When the day began we were a group of nervous individuals. The set up was reminiscent of many of the standard group sessions that take place in the centre every day but what we were about to experience was quite different. There was little time to think as we split up into groups, talked to each other about our lives and interests and constructed cartoon superheroes with names and special powers. These would be our alter egos for the day. After reporting back we created secret missions for ourselves and others which we took out onto the streets of Tonbridge. Our missions included finding interesting facts about the town, asking people to draw their favourite superheroes and a particularly gregarious member of the group tried to get as many hugs as she could. I can’t remember the exact total but, impressively, she got to double figures.
The idea of the day was that we all combated our social fears together. If someone was uncomfortable with a mission, the rest of the group helped them or they could swap to something else. It’s hard to explain how, but it worked exceptionally well in bringing the group together and even the quietest members came back to the hub and were eager to get up in front of everybody to tell their stories and share their pictures. One guy who has had a particularly difficult year reflected that “It made me feel like a kid again”. The most striking thing for my colleague, who was working on a different floor at the time we returned from our missions, was the sound of laughter that echoed through the building. He had observed the group at the beginning of the day, quiet and slightly agitated, and the difference he witnessed was, in his words, “transformative and heartening”.
What we experienced in Tonbridge was a pilot project, but to really get the game moving - building a website, creating mission cards and developing a full version of the game - it needs funding.

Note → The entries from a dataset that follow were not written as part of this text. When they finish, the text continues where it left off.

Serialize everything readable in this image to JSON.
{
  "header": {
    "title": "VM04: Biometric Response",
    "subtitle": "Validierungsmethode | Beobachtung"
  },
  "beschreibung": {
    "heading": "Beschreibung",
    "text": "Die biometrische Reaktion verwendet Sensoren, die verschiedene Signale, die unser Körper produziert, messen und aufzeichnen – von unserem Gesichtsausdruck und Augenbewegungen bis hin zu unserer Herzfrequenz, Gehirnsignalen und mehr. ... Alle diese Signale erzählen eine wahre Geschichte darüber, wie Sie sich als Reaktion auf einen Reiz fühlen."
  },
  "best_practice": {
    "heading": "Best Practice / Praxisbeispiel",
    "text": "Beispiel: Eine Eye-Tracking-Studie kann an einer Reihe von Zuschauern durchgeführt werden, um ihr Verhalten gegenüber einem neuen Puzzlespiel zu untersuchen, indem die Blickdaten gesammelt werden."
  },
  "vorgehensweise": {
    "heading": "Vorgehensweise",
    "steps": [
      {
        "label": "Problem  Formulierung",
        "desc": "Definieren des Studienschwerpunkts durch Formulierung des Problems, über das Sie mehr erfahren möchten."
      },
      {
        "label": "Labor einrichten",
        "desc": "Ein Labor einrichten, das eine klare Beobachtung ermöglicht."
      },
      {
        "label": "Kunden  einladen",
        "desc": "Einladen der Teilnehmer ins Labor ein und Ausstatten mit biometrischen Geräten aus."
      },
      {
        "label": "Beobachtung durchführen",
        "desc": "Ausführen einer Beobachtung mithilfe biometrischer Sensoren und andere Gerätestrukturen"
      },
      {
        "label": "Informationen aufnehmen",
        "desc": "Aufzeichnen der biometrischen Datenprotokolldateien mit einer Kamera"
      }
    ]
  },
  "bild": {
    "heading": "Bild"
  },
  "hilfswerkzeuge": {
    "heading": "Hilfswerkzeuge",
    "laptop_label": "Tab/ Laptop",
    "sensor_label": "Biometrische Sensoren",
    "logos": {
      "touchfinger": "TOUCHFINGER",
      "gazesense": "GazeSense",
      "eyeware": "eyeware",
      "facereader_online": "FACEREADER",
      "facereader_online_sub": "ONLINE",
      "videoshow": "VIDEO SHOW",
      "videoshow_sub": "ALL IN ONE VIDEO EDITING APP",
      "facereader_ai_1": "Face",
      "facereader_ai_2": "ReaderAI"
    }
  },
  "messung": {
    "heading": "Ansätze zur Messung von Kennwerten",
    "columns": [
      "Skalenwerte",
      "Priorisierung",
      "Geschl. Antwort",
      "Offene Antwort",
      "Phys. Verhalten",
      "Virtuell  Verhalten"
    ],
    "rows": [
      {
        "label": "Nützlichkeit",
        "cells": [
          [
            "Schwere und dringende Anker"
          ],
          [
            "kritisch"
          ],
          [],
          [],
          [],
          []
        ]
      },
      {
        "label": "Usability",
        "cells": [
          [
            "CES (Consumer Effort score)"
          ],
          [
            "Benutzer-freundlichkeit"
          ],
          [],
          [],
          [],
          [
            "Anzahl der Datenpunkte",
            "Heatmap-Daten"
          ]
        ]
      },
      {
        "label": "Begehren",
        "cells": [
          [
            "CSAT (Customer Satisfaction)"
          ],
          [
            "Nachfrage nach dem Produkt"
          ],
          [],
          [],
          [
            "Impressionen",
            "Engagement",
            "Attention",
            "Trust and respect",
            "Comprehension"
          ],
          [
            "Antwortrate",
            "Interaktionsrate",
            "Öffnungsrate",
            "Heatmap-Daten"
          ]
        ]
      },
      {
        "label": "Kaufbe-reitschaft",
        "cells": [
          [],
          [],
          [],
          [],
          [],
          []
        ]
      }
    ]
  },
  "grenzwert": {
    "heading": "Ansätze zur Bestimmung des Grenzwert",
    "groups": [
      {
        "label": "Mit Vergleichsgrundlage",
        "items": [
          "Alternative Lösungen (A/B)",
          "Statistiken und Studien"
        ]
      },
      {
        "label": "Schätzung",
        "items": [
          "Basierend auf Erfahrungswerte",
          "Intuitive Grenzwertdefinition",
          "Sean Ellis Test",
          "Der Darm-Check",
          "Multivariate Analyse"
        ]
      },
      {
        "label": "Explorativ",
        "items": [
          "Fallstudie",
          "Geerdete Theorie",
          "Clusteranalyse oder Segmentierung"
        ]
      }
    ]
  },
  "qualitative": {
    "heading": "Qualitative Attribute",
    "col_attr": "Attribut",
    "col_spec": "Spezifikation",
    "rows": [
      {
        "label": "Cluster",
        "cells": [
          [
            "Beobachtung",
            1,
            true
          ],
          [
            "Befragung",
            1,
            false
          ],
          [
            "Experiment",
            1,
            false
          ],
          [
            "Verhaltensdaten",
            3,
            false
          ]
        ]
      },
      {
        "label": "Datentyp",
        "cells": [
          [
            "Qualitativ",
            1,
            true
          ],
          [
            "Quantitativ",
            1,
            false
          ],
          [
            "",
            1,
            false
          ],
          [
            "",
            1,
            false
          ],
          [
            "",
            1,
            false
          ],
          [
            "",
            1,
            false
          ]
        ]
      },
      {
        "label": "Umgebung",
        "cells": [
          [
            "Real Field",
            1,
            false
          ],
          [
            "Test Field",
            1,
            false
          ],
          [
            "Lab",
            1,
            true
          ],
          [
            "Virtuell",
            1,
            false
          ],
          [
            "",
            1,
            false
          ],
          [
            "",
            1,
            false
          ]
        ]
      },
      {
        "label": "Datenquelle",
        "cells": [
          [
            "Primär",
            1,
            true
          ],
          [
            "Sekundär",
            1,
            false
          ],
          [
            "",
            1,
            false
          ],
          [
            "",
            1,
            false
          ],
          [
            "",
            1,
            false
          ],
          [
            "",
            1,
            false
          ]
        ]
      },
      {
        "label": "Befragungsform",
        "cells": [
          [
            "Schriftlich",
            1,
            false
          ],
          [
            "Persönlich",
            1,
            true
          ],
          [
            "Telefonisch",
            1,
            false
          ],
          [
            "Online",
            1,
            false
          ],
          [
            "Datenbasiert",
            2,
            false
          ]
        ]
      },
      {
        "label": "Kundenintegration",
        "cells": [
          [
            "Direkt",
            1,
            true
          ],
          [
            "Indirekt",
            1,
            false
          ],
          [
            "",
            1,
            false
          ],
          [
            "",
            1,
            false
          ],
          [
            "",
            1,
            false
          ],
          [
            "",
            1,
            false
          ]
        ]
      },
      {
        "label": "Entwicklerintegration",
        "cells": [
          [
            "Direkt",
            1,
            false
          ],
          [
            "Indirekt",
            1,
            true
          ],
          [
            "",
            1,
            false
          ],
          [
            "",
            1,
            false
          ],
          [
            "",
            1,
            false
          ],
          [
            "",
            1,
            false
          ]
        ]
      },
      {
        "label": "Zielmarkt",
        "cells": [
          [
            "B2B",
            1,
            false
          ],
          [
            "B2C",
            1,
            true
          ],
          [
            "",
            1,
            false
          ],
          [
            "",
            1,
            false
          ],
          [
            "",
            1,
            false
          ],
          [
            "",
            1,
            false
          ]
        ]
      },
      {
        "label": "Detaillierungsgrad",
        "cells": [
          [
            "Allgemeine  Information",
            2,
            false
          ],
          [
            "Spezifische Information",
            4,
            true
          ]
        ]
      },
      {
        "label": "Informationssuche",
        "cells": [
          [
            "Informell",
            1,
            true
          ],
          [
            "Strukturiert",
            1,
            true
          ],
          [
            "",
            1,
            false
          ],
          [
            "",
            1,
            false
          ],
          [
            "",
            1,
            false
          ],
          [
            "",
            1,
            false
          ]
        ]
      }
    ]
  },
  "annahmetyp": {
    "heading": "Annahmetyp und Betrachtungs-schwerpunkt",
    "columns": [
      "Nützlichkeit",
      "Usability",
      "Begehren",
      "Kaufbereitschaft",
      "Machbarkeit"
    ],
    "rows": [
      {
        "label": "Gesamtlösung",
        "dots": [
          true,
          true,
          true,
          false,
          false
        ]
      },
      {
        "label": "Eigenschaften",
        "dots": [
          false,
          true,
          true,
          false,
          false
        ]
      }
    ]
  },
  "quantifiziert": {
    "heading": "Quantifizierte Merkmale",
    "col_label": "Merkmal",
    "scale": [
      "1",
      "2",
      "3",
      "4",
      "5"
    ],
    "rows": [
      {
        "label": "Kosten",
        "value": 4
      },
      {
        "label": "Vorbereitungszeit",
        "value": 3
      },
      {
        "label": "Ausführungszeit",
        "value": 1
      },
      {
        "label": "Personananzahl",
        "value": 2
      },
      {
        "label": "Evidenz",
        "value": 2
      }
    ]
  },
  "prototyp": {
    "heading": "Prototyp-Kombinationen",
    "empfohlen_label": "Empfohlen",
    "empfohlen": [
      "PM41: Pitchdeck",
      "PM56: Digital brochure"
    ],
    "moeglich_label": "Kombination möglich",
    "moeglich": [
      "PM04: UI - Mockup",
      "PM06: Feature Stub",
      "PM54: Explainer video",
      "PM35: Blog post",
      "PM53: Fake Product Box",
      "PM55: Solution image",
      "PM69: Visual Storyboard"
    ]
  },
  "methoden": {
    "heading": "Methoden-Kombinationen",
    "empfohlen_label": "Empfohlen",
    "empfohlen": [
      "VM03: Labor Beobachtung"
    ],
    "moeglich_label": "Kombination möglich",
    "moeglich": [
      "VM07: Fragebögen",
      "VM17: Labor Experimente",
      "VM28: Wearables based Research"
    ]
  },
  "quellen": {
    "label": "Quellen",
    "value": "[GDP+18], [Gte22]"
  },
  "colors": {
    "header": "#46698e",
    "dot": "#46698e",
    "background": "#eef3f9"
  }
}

Martin, with support from the Fellowship team, has created a Kickstarter campaign where hopefully he will secure the necessary funding to take the game to the next level. If you would like to know more about this campaign and others, please visit the RSA curated area on Kickstarter and remember, if you’re a Fellow, the RSA will match your contribution up to £10.
Jack Robson, Whole Person Recovery Programme Coordinator.